Top of Data to process

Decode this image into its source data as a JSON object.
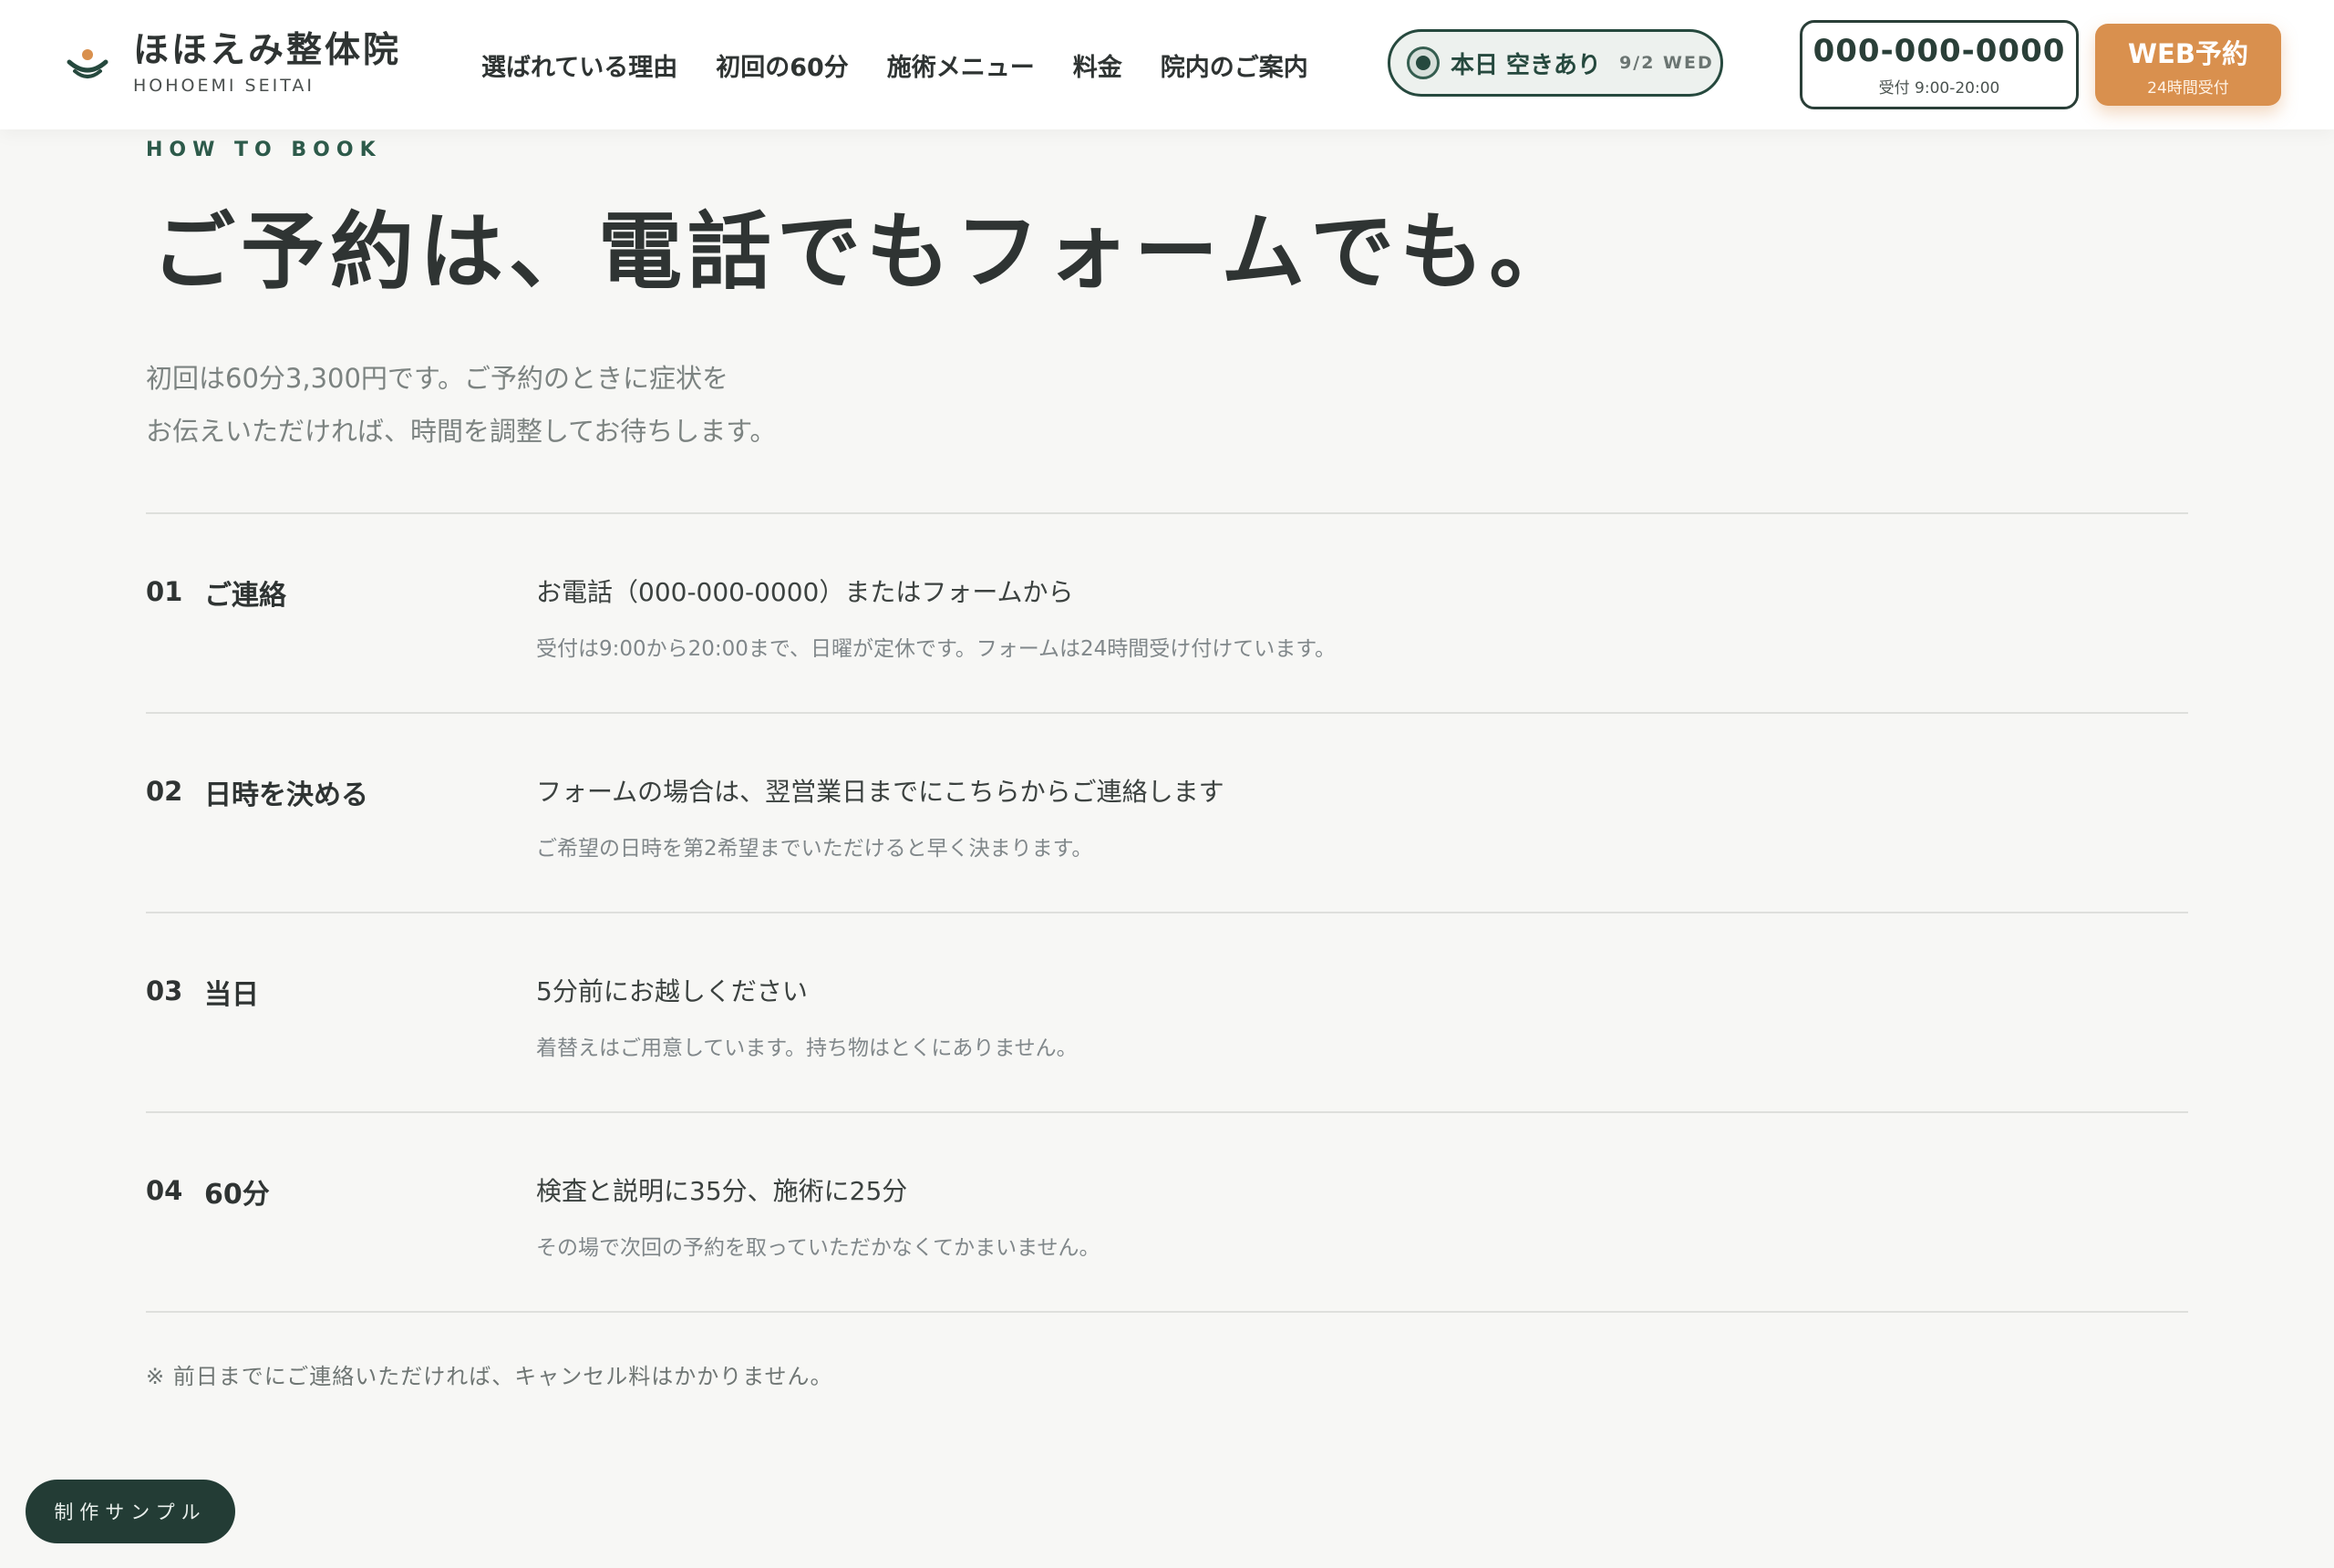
{
  "brand": {
    "name": "ほほえみ整体院",
    "roman": "HOHOEMI SEITAI",
    "logo_icon": "smile-sun-icon",
    "colors": {
      "green": "#26493e",
      "orange": "#d9904e"
    }
  },
  "nav": {
    "items": [
      {
        "label": "選ばれている理由"
      },
      {
        "label": "初回の60分"
      },
      {
        "label": "施術メニュー"
      },
      {
        "label": "料金"
      },
      {
        "label": "院内のご案内"
      }
    ]
  },
  "availability": {
    "text": "本日 空きあり",
    "date": "9/2 WED"
  },
  "phone": {
    "number": "000-000-0000",
    "hours": "受付 9:00-20:00"
  },
  "web_booking": {
    "label": "WEB予約",
    "sub": "24時間受付"
  },
  "section": {
    "eyebrow": "HOW TO BOOK",
    "title": "ご予約は、電話でもフォームでも。",
    "lead": [
      "初回は60分3,300円です。ご予約のときに症状を",
      "お伝えいただければ、時間を調整してお待ちします。"
    ]
  },
  "steps": [
    {
      "num": "01",
      "title": "ご連絡",
      "main": "お電話（000-000-0000）またはフォームから",
      "sub": "受付は9:00から20:00まで、日曜が定休です。フォームは24時間受け付けています。"
    },
    {
      "num": "02",
      "title": "日時を決める",
      "main": "フォームの場合は、翌営業日までにこちらからご連絡します",
      "sub": "ご希望の日時を第2希望までいただけると早く決まります。"
    },
    {
      "num": "03",
      "title": "当日",
      "main": "5分前にお越しください",
      "sub": "着替えはご用意しています。持ち物はとくにありません。"
    },
    {
      "num": "04",
      "title": "60分",
      "main": "検査と説明に35分、施術に25分",
      "sub": "その場で次回の予約を取っていただかなくてかまいません。"
    }
  ],
  "note": "※ 前日までにご連絡いただければ、キャンセル料はかかりません。",
  "sample_badge": "制作サンプル"
}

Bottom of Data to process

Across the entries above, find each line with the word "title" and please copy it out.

*Solution*:
    "title": "ご予約は、電話でもフォームでも。",
      "title": "ご連絡",
      "title": "日時を決める",
      "title": "当日",
      "title": "60分",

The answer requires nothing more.